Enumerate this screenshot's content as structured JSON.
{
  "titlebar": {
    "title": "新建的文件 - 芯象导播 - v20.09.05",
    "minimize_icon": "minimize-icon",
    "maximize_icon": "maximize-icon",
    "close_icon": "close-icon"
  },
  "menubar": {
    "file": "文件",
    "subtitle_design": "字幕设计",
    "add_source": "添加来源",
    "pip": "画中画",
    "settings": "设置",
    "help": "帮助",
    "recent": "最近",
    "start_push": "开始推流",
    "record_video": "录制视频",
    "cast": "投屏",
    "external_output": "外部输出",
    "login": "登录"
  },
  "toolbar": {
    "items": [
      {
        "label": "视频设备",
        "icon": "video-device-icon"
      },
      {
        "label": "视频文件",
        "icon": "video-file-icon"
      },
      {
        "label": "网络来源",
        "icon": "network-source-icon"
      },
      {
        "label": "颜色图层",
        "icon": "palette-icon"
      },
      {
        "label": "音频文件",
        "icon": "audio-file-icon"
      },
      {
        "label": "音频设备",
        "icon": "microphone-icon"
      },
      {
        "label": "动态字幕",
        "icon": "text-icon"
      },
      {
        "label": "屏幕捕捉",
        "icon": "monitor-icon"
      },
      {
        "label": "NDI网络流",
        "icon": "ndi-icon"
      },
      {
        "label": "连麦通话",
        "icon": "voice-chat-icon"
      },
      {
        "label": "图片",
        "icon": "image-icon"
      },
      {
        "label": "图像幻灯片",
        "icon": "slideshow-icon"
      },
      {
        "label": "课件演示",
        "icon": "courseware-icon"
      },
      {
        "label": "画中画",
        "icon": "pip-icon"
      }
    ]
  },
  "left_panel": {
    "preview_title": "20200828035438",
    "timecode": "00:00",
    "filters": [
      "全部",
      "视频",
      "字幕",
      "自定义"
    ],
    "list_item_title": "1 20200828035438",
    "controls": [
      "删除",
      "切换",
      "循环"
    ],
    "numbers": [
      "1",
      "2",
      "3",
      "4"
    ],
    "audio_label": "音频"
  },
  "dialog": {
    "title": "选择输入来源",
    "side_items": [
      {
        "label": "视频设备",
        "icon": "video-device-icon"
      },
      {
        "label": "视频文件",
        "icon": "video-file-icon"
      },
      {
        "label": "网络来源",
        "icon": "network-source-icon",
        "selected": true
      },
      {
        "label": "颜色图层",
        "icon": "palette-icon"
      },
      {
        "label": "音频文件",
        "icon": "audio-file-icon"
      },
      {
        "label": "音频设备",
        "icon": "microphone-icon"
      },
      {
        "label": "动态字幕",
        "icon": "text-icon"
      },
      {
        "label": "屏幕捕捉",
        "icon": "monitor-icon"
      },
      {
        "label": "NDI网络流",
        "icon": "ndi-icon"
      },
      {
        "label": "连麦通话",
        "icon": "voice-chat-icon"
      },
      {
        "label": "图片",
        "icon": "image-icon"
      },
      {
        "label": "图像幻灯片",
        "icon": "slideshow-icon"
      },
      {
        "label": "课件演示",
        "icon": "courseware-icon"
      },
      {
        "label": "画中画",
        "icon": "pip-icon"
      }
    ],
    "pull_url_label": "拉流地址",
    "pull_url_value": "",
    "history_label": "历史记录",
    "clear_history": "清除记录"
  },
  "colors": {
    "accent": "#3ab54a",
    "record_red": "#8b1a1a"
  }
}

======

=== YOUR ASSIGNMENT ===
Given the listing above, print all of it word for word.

=== SOLUTION TO THIS PROBLEM ===
Enumerate this screenshot's content as structured JSON.
{
  "titlebar": {
    "title": "新建的文件 - 芯象导播 - v20.09.05",
    "minimize_icon": "minimize-icon",
    "maximize_icon": "maximize-icon",
    "close_icon": "close-icon"
  },
  "menubar": {
    "file": "文件",
    "subtitle_design": "字幕设计",
    "add_source": "添加来源",
    "pip": "画中画",
    "settings": "设置",
    "help": "帮助",
    "recent": "最近",
    "start_push": "开始推流",
    "record_video": "录制视频",
    "cast": "投屏",
    "external_output": "外部输出",
    "login": "登录"
  },
  "toolbar": {
    "items": [
      {
        "label": "视频设备",
        "icon": "video-device-icon"
      },
      {
        "label": "视频文件",
        "icon": "video-file-icon"
      },
      {
        "label": "网络来源",
        "icon": "network-source-icon"
      },
      {
        "label": "颜色图层",
        "icon": "palette-icon"
      },
      {
        "label": "音频文件",
        "icon": "audio-file-icon"
      },
      {
        "label": "音频设备",
        "icon": "microphone-icon"
      },
      {
        "label": "动态字幕",
        "icon": "text-icon"
      },
      {
        "label": "屏幕捕捉",
        "icon": "monitor-icon"
      },
      {
        "label": "NDI网络流",
        "icon": "ndi-icon"
      },
      {
        "label": "连麦通话",
        "icon": "voice-chat-icon"
      },
      {
        "label": "图片",
        "icon": "image-icon"
      },
      {
        "label": "图像幻灯片",
        "icon": "slideshow-icon"
      },
      {
        "label": "课件演示",
        "icon": "courseware-icon"
      },
      {
        "label": "画中画",
        "icon": "pip-icon"
      }
    ]
  },
  "left_panel": {
    "preview_title": "20200828035438",
    "timecode": "00:00",
    "filters": [
      "全部",
      "视频",
      "字幕",
      "自定义"
    ],
    "list_item_title": "1 20200828035438",
    "controls": [
      "删除",
      "切换",
      "循环"
    ],
    "numbers": [
      "1",
      "2",
      "3",
      "4"
    ],
    "audio_label": "音频"
  },
  "dialog": {
    "title": "选择输入来源",
    "side_items": [
      {
        "label": "视频设备",
        "icon": "video-device-icon"
      },
      {
        "label": "视频文件",
        "icon": "video-file-icon"
      },
      {
        "label": "网络来源",
        "icon": "network-source-icon",
        "selected": true
      },
      {
        "label": "颜色图层",
        "icon": "palette-icon"
      },
      {
        "label": "音频文件",
        "icon": "audio-file-icon"
      },
      {
        "label": "音频设备",
        "icon": "microphone-icon"
      },
      {
        "label": "动态字幕",
        "icon": "text-icon"
      },
      {
        "label": "屏幕捕捉",
        "icon": "monitor-icon"
      },
      {
        "label": "NDI网络流",
        "icon": "ndi-icon"
      },
      {
        "label": "连麦通话",
        "icon": "voice-chat-icon"
      },
      {
        "label": "图片",
        "icon": "image-icon"
      },
      {
        "label": "图像幻灯片",
        "icon": "slideshow-icon"
      },
      {
        "label": "课件演示",
        "icon": "courseware-icon"
      },
      {
        "label": "画中画",
        "icon": "pip-icon"
      }
    ],
    "pull_url_label": "拉流地址",
    "pull_url_value": "",
    "history_label": "历史记录",
    "clear_history": "清除记录"
  },
  "colors": {
    "accent": "#3ab54a",
    "record_red": "#8b1a1a"
  }
}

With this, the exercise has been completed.